Dataset rows describing interfaces:
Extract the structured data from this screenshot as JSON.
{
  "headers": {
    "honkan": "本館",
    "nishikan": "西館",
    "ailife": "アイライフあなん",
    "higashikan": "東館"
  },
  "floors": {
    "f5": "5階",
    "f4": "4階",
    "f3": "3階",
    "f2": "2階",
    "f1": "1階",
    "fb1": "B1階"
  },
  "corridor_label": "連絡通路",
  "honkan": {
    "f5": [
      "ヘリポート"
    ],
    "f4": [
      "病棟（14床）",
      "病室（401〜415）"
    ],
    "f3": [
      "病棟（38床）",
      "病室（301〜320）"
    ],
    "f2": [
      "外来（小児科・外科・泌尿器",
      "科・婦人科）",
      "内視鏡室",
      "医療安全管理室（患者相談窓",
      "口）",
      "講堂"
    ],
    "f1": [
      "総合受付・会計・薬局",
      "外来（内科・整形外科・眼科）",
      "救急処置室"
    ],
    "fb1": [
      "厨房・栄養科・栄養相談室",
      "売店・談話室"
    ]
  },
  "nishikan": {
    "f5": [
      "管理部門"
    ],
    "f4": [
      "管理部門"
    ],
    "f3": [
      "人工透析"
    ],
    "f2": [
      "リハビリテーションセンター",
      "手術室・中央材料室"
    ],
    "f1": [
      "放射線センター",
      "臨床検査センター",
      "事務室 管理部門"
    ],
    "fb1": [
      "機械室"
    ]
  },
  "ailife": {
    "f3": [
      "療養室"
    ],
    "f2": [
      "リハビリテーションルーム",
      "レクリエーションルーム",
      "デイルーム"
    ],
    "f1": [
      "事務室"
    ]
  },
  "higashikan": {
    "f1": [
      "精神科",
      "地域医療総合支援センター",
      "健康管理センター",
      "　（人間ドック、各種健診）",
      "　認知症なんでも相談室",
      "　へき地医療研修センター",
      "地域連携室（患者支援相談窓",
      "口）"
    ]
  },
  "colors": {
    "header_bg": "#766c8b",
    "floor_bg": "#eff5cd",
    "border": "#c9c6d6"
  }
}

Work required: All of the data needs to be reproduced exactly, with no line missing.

Answer to this exercise:
Extract the structured data from this screenshot as JSON.
{
  "headers": {
    "honkan": "本館",
    "nishikan": "西館",
    "ailife": "アイライフあなん",
    "higashikan": "東館"
  },
  "floors": {
    "f5": "5階",
    "f4": "4階",
    "f3": "3階",
    "f2": "2階",
    "f1": "1階",
    "fb1": "B1階"
  },
  "corridor_label": "連絡通路",
  "honkan": {
    "f5": [
      "ヘリポート"
    ],
    "f4": [
      "病棟（14床）",
      "病室（401〜415）"
    ],
    "f3": [
      "病棟（38床）",
      "病室（301〜320）"
    ],
    "f2": [
      "外来（小児科・外科・泌尿器",
      "科・婦人科）",
      "内視鏡室",
      "医療安全管理室（患者相談窓",
      "口）",
      "講堂"
    ],
    "f1": [
      "総合受付・会計・薬局",
      "外来（内科・整形外科・眼科）",
      "救急処置室"
    ],
    "fb1": [
      "厨房・栄養科・栄養相談室",
      "売店・談話室"
    ]
  },
  "nishikan": {
    "f5": [
      "管理部門"
    ],
    "f4": [
      "管理部門"
    ],
    "f3": [
      "人工透析"
    ],
    "f2": [
      "リハビリテーションセンター",
      "手術室・中央材料室"
    ],
    "f1": [
      "放射線センター",
      "臨床検査センター",
      "事務室 管理部門"
    ],
    "fb1": [
      "機械室"
    ]
  },
  "ailife": {
    "f3": [
      "療養室"
    ],
    "f2": [
      "リハビリテーションルーム",
      "レクリエーションルーム",
      "デイルーム"
    ],
    "f1": [
      "事務室"
    ]
  },
  "higashikan": {
    "f1": [
      "精神科",
      "地域医療総合支援センター",
      "健康管理センター",
      "　（人間ドック、各種健診）",
      "　認知症なんでも相談室",
      "　へき地医療研修センター",
      "地域連携室（患者支援相談窓",
      "口）"
    ]
  },
  "colors": {
    "header_bg": "#766c8b",
    "floor_bg": "#eff5cd",
    "border": "#c9c6d6"
  }
}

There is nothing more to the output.